Evan Titgemeyer grew up on a small family farm in northwest Ohio. Following completion of a B.S. degree at The Ohio State University (1984), he completed both M.S. (1986) and Ph.D. (1989) degrees at the University of Illinois. His graduate work was under the direction of Dr. Neal Merchen and focused on determining amino acid requirements of growing cattle; this is an area of research where he is still active. Following post-doctoral training with Dr. George Fahey, Jr. in the area of fiber chemistry, he was hired as a faculty member at Kansas State University in 1992, and he is currently a professor in the Department of Animal Sciences and Industry, with specialization in the area of ruminant nutrition. His current appointment is 70% research and 30% teaching.


Dr. Titgemeyer’s research program focuses on protein and amino acid utilization by beef and dairy cattle. Recent research projects have evaluated various factors that can impact amino acid utilization by growing cattle. Increases in energy supply to growing steers have been found to improve methionine utilization. Research also has demonstrated that the utilization of methionine in some cases appears to be related to the supply of cysteine and/or glycine, but the linkage between cysteine supply and methionine requirements is not as clear in growing cattle as it is in most monogastric species. In contrast to the current beef NRC model, Dr. Titgemeyer’s research has demonstrated that there are differences among the amino acids in terms of how efficiently they are used for growth by cattle. Histidine appears to be used more efficiently than leucine, which is in turn used more efficiently than methionine. No negative effects of excess dietary nitrogen (provided either as amino acids or as non-protein nitrogen) on utilization of methionine, histidine, and leucine have been observed.


Current teaching commitments are primarily in graduate nutrition courses. Currently, Dr. Titgemeyer serves as instructor for Nutritional Physiology (ASI 826), Protein Nutrition (ASI 921, team taught with Dr. Bob Goodband), and Analytical Techniques (ASI 860, 861, 862, and 863). Nutritional Physiology covers basic mechanism related to digestion and absorption of nutrients, with a focus on the small intestinal epithelium. Protein Nutrition discusses both basic and applied aspects of protein and amino acid utilization by livestock species.
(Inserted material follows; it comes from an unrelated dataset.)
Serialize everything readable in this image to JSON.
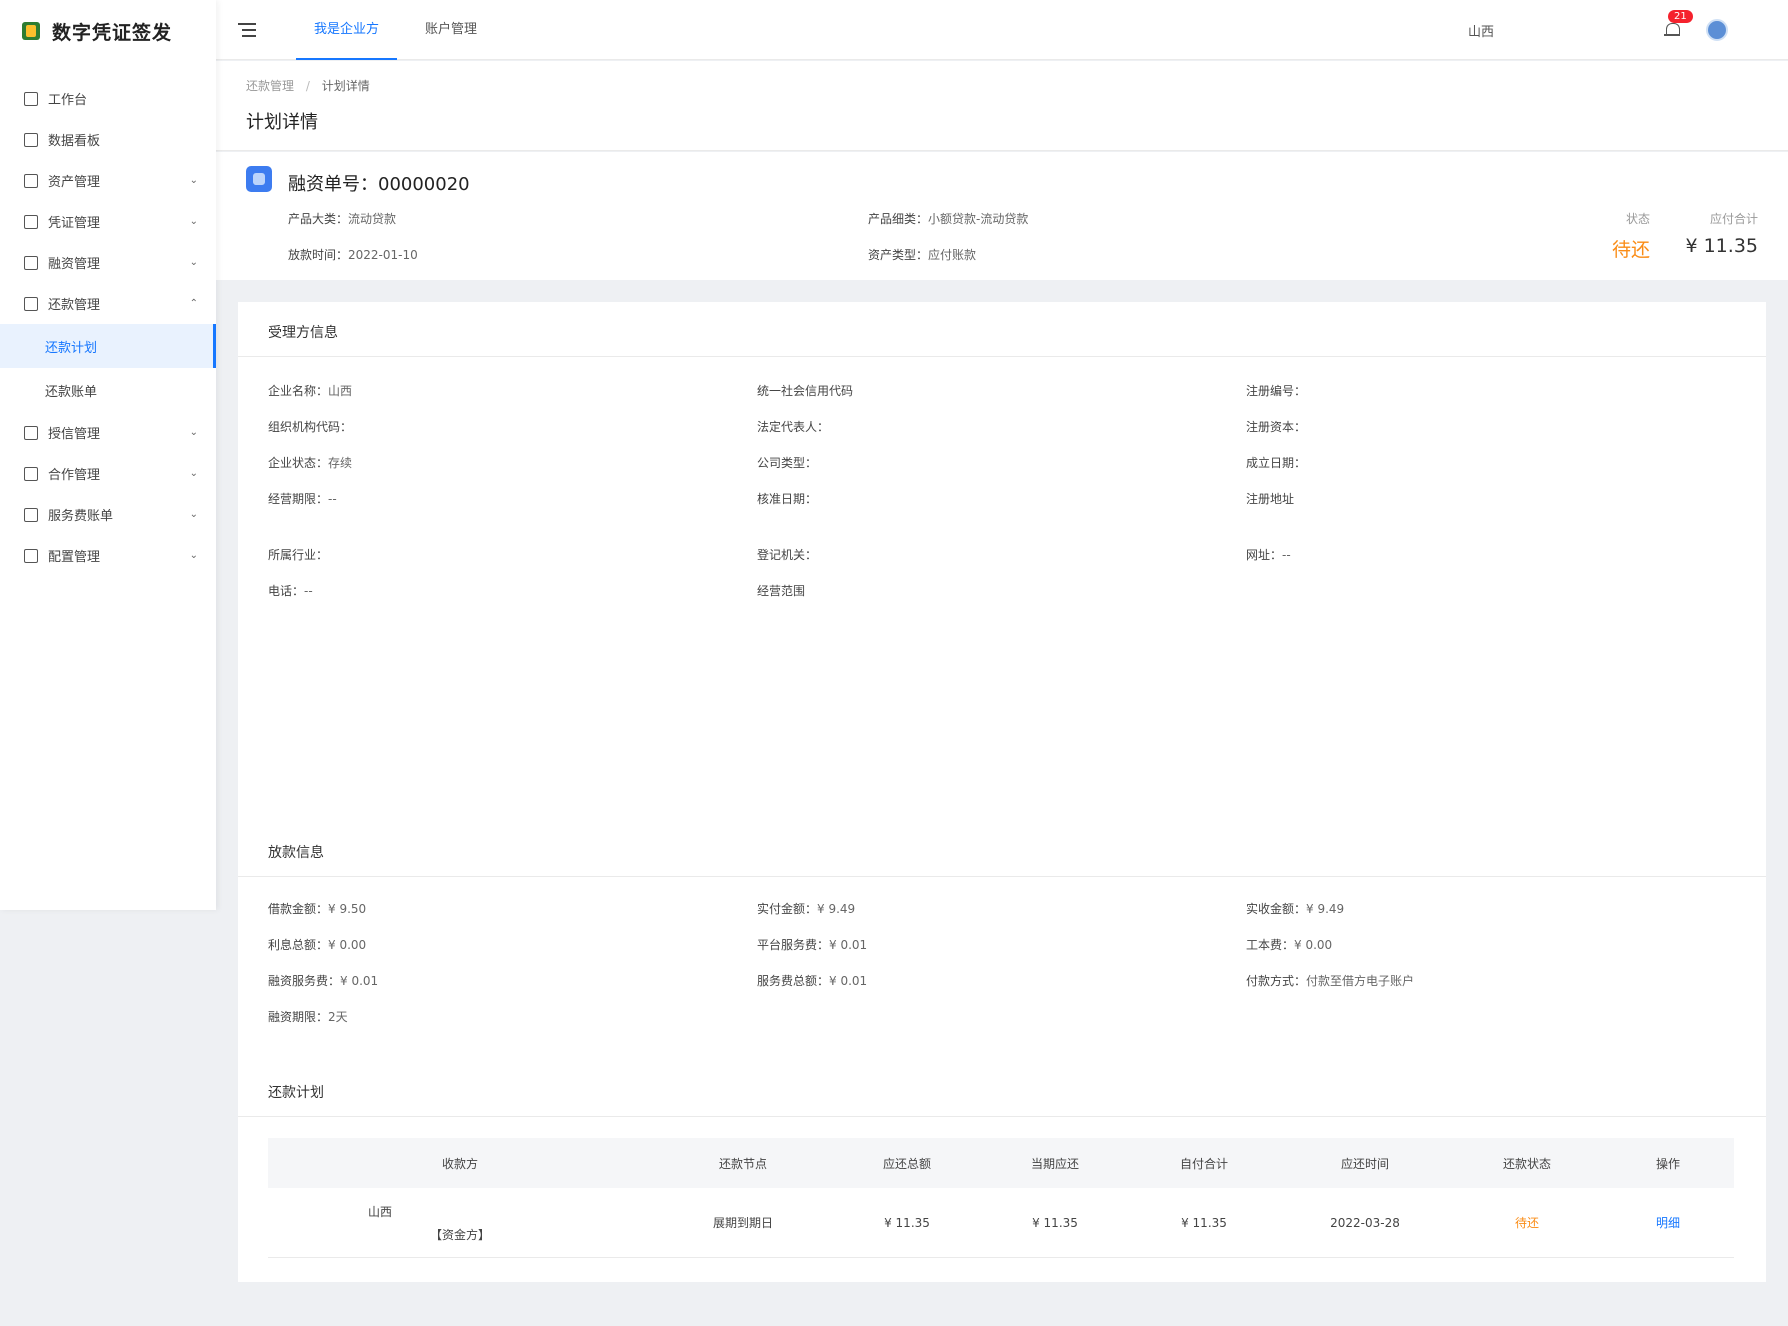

The Analytical Techniques courses are designed to provide beginning graduate students in nutrition with the basic laboratory skills required to successfully complete their graduate research.

  • Analytical Techniques--Sample Preparation and Beginning Anal [ASI 860]
  • Analytical Techniques--Mineral Analyses [ASI 861]
  • Analytical Techniques--Carbohydrate and Lipid Analyses [ASI 862]
  • Analytical Techniques--Radiosotyope Use [ASI 863]
  • Protein and Amino Acid Utilization in Domestic Livestock [ASI 921]